Data supplied:
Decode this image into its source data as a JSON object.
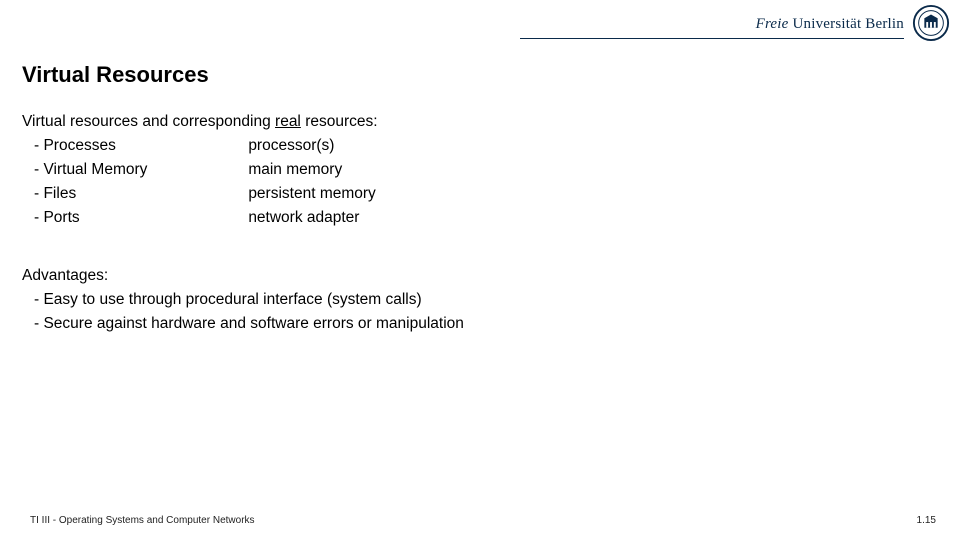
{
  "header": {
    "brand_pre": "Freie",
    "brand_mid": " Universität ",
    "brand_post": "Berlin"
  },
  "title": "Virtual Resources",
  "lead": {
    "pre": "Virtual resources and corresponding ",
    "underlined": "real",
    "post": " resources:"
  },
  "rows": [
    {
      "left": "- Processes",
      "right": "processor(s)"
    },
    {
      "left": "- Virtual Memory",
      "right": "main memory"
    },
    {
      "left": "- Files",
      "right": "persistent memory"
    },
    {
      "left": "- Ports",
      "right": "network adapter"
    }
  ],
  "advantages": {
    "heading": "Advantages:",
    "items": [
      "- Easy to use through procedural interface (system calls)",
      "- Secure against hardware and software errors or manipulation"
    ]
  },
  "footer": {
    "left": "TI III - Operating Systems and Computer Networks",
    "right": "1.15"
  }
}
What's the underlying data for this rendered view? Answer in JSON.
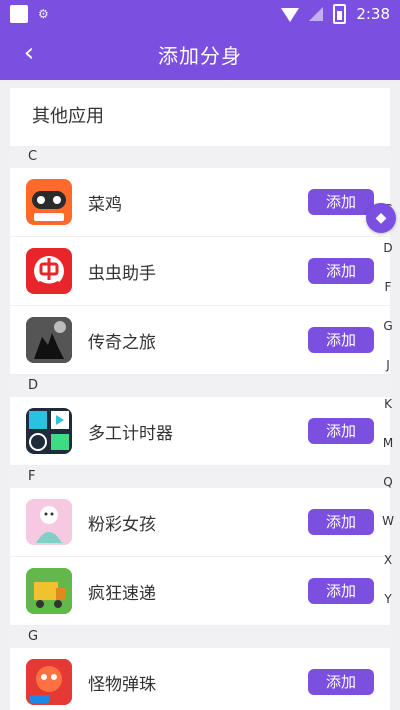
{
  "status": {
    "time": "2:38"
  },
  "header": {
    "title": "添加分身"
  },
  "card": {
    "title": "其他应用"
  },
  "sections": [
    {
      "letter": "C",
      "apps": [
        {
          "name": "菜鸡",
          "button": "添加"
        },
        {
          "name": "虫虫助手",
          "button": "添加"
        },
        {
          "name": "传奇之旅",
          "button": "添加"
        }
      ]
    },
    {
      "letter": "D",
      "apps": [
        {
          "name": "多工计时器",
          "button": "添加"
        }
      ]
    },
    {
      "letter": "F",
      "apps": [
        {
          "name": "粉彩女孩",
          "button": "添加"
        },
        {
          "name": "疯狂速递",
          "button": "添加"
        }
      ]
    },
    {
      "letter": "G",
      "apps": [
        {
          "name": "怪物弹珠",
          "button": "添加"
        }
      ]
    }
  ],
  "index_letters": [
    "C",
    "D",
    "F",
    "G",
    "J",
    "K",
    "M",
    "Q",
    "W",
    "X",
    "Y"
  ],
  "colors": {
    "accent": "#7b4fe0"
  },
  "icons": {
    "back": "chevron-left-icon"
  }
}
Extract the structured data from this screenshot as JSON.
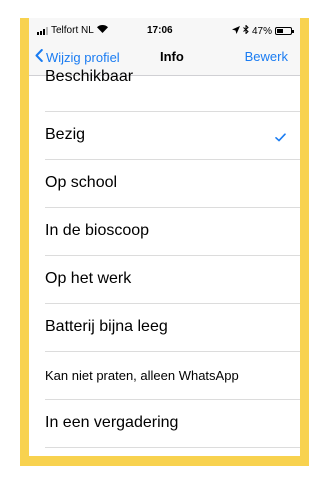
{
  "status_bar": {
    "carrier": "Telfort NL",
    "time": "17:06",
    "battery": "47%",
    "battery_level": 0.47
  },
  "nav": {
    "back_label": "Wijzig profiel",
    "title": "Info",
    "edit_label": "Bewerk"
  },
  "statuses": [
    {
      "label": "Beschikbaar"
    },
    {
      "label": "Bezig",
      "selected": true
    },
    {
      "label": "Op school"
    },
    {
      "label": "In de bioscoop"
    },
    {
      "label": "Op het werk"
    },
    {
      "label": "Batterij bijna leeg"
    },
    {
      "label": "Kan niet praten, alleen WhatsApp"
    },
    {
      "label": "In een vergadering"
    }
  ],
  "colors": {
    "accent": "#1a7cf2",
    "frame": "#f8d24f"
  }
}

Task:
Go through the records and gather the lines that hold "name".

Output for this task:
          "name": "菜鸡",
          "name": "虫虫助手",
          "name": "传奇之旅",
          "name": "多工计时器",
          "name": "粉彩女孩",
          "name": "疯狂速递",
          "name": "怪物弹珠",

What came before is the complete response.